For those who are new to the blog, let me state right up front that like most Americans I can sing the Golden Girls theme song and have zero problem with “girl power” in its proper setting. Is an Iron Man book where Tony Stark only exists as artificial intelligence the prudent platform to go about writing such tales? Good question.
Check out my latest YouTube review on Invincible Iron Man to see where I stand on the book, along with ways it might be improved. As always, feel free to share your thoughts in the comments section below.
Marvel’s “summer” event, Civil War II, is finally over with its eighth issue! Or…is it? Brian Michael Bendis’ conclusion to this hero vs. hero tale “ends,” but not before warning readers that they are in for more good guys beating the tar out of good guys in 2017 and possibly beyond.
Anyway, check out my latest YouTube review and let me know what you think in the comments section below. As always, make sure to like and subscribe if the format is up your alley.

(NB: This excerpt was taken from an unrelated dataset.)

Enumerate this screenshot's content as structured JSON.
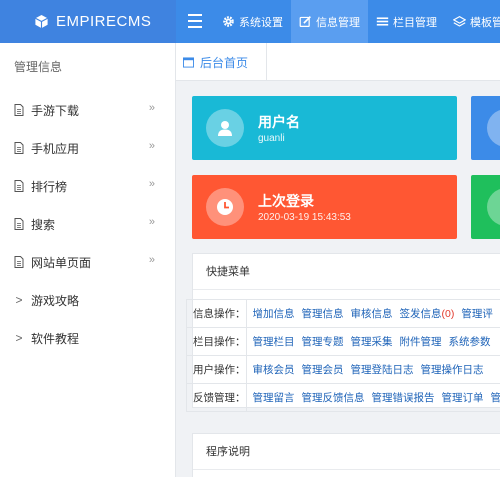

And, if you’re going out this weekend for New Year’s Eve festivities, then have fun but stay safe.
Question: When is an Invincible Iron Man book not an Invincible Iron Man book?
Answer: When Brian Michael Bendis needs to buoy sales while his new — seemingly perfect — female character named Ironheart tries to gain traction with potential customers.
If you want to know how the progression of Riri Williams is going over at Marvel these days, all you need to know is that the editorial philosophy seems to be that all new female characters need to be perfect to avoid criticism from feminists on Tumblr. The problem for writers like Mr. Bendis, however, is that “perfect” tends to translate “boring” on the page.
Humans have flaws, which is one of the many reasons why Peter Parker and Tony Stark are so relatable. When a character is the most intelligent, funniest, superaweseomecoolest (on word) person in the room, then it’s just lame.
Anyway, if you want to hear the full rundown, then check out my latest YouTube review for IIM #2 and let me know what you think in the comments section below.